Ford Climate Control

With no snow, ice, and frigid temperatures to deal with, summertime driving is supposed to be pleasant and easy. Most of the time, it is – except when you can't stay cool. A broken air conditioning system is one of the most unpleasant and frustrating experiences you might have on the road in summer. Furthermore, a non-working part can cause the surrounding parts to work harder, which in turn leads them to burn out faster than they should.

Because the cooling system is made up of many moving parts, AC problems can range from a quick and simple fix to a more serious problem. Since it's not always easy (or possible) to figure out an AC problem on your own, your best bet is to bring your car in for service by an expert mechanic, like you'll find at Grapevine Ford. While you might not be able to fix the problem yourself, here are some symptoms to look for that will help your mechanic understand where the problem is starting.

What if the air conditioning system only blows warm or hot air?

After a few minutes of turning the AC on, the system normally blows out air at the desired temperature. If you find that the air doesn't get cold, or gets just slightly cool, there may be a problem with the system's condenser. The condenser is a component that intercepts refrigerant fluid as it enters into the AC system. The refrigerant fluid starts out warm, and the condenser normally cools it off before sending it into the cabin. If the condenser doesn't work correctly, however, the refrigerant fluid won't get properly cooled. This can happen if one of the condenser components stops working, such as the coils or fans. The coils help cool the fluid, while the fans blow the normally cold air into the cabin. A defect with either part can prevent cold air from reaching you.

What does it mean if the AC unit blows no air at all?

Sometimes, the AC system fails to blow air through at all. This can happen for several reasons. One possible cause is if there is a mechanical problem somewhere in the system. There are a number of components in the AC system, including the expansion valve, compressor, condenser, evaporator, and tubes. Additionally, the components have many fans and blower motors, which can burn out and stop functioning. The fans and motors might stop working if they break, but they can also become clogged with dirt or dust particles. In that case, they just need a thorough cleaning to start working again. Your vehicle may also be equipped with a safety device that shuts down a component in the AC system if it's not working correctly. Some cars also have a sensor that makes the entire AC system turn off if the pressure is too low.

What causes the AC system pressure to drop?

Ford Rear Climate ControlsA drop in the AC system pressure can signal a more serious problem. One common cause for low pressure is inadequate levels of refrigerant fluid in the car. This sometimes happens in the spring, and it's due to the fact that your car can use up to 15% of its refrigerant fluid during the winter time. That's more than any other season! Other times, a crack in a valve, seal, hose, or condenser can cause a refrigerant fluid leak.

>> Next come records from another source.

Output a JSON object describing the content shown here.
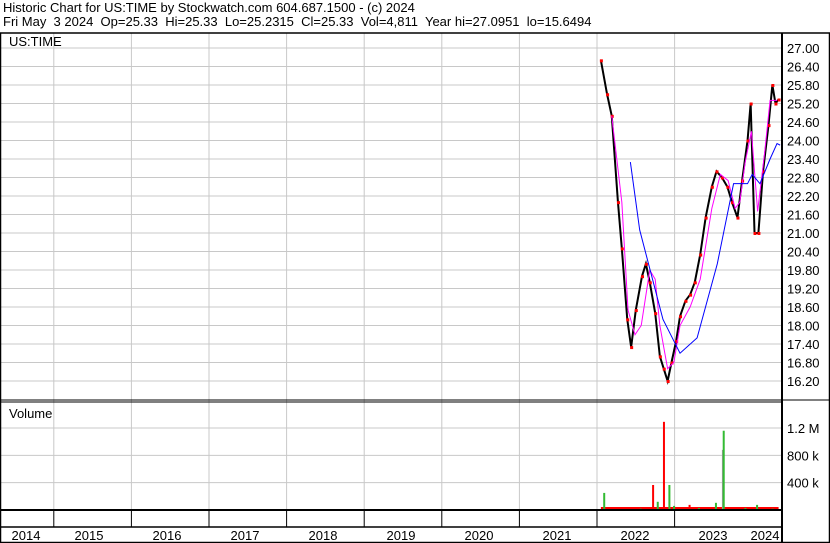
{
  "header": {
    "title": "Historic Chart for US:TIME by Stockwatch.com 604.687.1500 - (c) 2024",
    "quote": "Fri May  3 2024  Op=25.33  Hi=25.33  Lo=25.2315  Cl=25.33  Vol=4,811  Year hi=27.0951  lo=15.6494"
  },
  "chart_data": {
    "type": "line",
    "symbol_label": "US:TIME",
    "volume_label": "Volume",
    "x_tick_labels": [
      "2014",
      "2015",
      "2016",
      "2017",
      "2018",
      "2019",
      "2020",
      "2021",
      "2022",
      "2023",
      "2024"
    ],
    "price_ticks": [
      "27.00",
      "26.40",
      "25.80",
      "25.20",
      "24.60",
      "24.00",
      "23.40",
      "22.80",
      "22.20",
      "21.60",
      "21.00",
      "20.40",
      "19.80",
      "19.20",
      "18.60",
      "18.00",
      "17.40",
      "16.80",
      "16.20"
    ],
    "price_ylim": [
      15.9,
      27.2
    ],
    "volume_ticks": [
      "1.2 M",
      "800 k",
      "400 k"
    ],
    "volume_tick_values": [
      1200000,
      800000,
      400000
    ],
    "colors": {
      "price": "#000000",
      "price_marks": "#ff0000",
      "ma_short": "#ff00ff",
      "ma_long": "#0000ff",
      "vol_up": "#33bb33",
      "vol_down": "#ff0000",
      "vol_flat": "#999999",
      "grid": "#c8c8c8"
    },
    "price_series": {
      "x": [
        2022.05,
        2022.13,
        2022.19,
        2022.27,
        2022.32,
        2022.39,
        2022.44,
        2022.5,
        2022.58,
        2022.63,
        2022.68,
        2022.75,
        2022.81,
        2022.86,
        2022.91,
        2022.96,
        2023.02,
        2023.07,
        2023.14,
        2023.2,
        2023.26,
        2023.33,
        2023.4,
        2023.48,
        2023.54,
        2023.61,
        2023.68,
        2023.74,
        2023.81,
        2023.87,
        2023.94,
        2023.98,
        2024.03,
        2024.08,
        2024.14,
        2024.21,
        2024.26,
        2024.3,
        2024.34
      ],
      "y": [
        26.6,
        25.5,
        24.8,
        22.0,
        20.5,
        18.2,
        17.3,
        18.5,
        19.6,
        20.0,
        19.4,
        18.4,
        17.0,
        16.6,
        16.2,
        16.8,
        17.5,
        18.3,
        18.8,
        19.0,
        19.4,
        20.3,
        21.5,
        22.5,
        23.0,
        22.8,
        22.5,
        22.0,
        21.5,
        22.7,
        24.0,
        25.2,
        21.0,
        21.0,
        23.0,
        24.5,
        25.8,
        25.2,
        25.33
      ]
    },
    "ma_short": {
      "x": [
        2022.19,
        2022.32,
        2022.4,
        2022.49,
        2022.57,
        2022.68,
        2022.75,
        2022.81,
        2022.91,
        2022.99,
        2023.07,
        2023.2,
        2023.33,
        2023.48,
        2023.59,
        2023.69,
        2023.78,
        2023.84,
        2023.91,
        2023.99,
        2024.07,
        2024.16,
        2024.23,
        2024.32
      ],
      "y": [
        24.8,
        22.0,
        18.5,
        17.7,
        18.0,
        19.8,
        19.5,
        18.0,
        16.6,
        16.8,
        18.0,
        18.6,
        19.5,
        21.8,
        22.9,
        22.7,
        21.8,
        22.0,
        23.3,
        24.3,
        21.7,
        23.6,
        25.3,
        25.3
      ]
    },
    "ma_long": {
      "x": [
        2022.43,
        2022.55,
        2022.85,
        2023.07,
        2023.29,
        2023.55,
        2023.76,
        2023.94,
        2024.0,
        2024.1,
        2024.23,
        2024.32,
        2024.36
      ],
      "y": [
        23.3,
        21.1,
        18.2,
        17.1,
        17.6,
        20.0,
        22.6,
        22.6,
        22.9,
        22.6,
        23.4,
        23.9,
        23.85
      ]
    },
    "volume_series": {
      "x": [
        2022.08,
        2022.2,
        2022.4,
        2022.55,
        2022.71,
        2022.77,
        2022.85,
        2022.92,
        2022.98,
        2023.05,
        2023.18,
        2023.3,
        2023.52,
        2023.61,
        2023.62,
        2023.66,
        2023.9,
        2024.05,
        2024.15,
        2024.25
      ],
      "v": [
        250000,
        40000,
        15000,
        20000,
        366000,
        120000,
        1290000,
        366000,
        60000,
        40000,
        75000,
        30000,
        105000,
        880000,
        1160000,
        25000,
        30000,
        75000,
        20000,
        20000
      ],
      "dir": [
        "up",
        "down",
        "down",
        "up",
        "down",
        "up",
        "down",
        "up",
        "up",
        "down",
        "down",
        "up",
        "up",
        "flat",
        "up",
        "down",
        "up",
        "up",
        "down",
        "up"
      ]
    }
  }
}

A fluid leak can be detected by the presence of an oil puddle beneath the car. A mechanic can also diagnose a leak in the AC system using special black light dye, which shows where the leak is starting when it's illuminated beneath a special light. Since leaking refrigerant fluid can get into the engine and cause damage, it's best to get a leak fixed right away.


Service Hours

  • Monday 7:00am - 7:00pm
  • Tuesday 7:00am - 7:00pm
  • Wednesday 7:00am - 7:00pm
  • Thursday 7:00am - 7:00pm
  • Friday 7:00am - 7:00pm
  • Saturday 7:00am - 4:00pm
  • Sunday Closed